Bain, Mental Science, pp. 208, 313 and app. 29, 65, 88, 89; Moral Science, pp. 639 seq.; Sir L.

Moreover, the belief that the justice of punishment depends upon the responsibility of the criminal for his past offences and the admission of the moral consciousness that his previous wrong-doing was freely chosen carries with it, so it is argued, consequences which the libertarian moralist might be willing to accept with reluctance.

In the first sense the conception is similar to that of fate; this assumes a moral character as nemesis, or the inevitable penalty of transgression.

A much more favourable judgment must be given upon the short Treatise on eternal and immutable Morality, which deserves to be read by those who are interested in the historical development of British moral philosophy.

This attitude of indifference to real knowledge passed in the younger and less reputable generation into a corroding moral scepticism which recognized no good but pleasure and no right but might.

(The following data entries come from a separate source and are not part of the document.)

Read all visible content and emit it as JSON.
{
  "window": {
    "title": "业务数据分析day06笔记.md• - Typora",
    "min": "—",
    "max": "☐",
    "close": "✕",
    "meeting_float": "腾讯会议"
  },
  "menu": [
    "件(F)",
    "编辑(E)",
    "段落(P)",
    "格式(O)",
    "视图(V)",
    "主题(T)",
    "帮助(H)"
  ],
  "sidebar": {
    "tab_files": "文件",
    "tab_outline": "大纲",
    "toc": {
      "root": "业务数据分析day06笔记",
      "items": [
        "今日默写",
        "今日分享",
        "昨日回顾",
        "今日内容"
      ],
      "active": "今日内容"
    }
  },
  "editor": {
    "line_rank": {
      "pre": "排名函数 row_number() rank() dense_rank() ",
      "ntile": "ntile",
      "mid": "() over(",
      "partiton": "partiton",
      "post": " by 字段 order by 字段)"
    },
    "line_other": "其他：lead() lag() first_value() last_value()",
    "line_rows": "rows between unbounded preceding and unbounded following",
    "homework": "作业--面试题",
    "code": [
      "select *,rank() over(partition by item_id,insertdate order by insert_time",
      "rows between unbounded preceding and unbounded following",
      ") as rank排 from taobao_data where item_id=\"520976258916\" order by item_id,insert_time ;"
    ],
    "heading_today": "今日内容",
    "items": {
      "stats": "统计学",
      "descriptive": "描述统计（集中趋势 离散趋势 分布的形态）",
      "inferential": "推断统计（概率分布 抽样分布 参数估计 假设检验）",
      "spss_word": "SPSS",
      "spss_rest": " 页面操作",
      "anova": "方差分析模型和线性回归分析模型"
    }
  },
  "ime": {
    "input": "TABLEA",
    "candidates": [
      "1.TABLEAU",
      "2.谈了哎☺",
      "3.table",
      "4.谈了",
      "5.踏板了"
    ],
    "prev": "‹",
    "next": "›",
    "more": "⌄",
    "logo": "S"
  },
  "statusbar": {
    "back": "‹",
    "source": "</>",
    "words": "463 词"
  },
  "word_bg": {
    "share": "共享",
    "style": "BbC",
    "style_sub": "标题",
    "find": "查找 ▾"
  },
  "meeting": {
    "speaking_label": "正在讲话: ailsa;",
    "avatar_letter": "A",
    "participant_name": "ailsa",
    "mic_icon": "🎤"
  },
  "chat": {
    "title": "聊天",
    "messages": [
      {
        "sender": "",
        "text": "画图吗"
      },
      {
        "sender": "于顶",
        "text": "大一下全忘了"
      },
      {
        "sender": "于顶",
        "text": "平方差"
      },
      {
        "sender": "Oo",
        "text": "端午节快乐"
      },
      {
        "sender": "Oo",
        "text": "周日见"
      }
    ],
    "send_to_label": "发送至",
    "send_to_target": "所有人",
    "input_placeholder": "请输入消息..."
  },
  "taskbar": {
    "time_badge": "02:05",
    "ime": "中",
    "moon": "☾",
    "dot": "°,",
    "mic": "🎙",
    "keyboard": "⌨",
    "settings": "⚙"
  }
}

In 1785 when Dugald Stewart succeeded Ferguson in the Edinburgh chair of moral philosophy, Playfair succeeded the former in that of mathematics.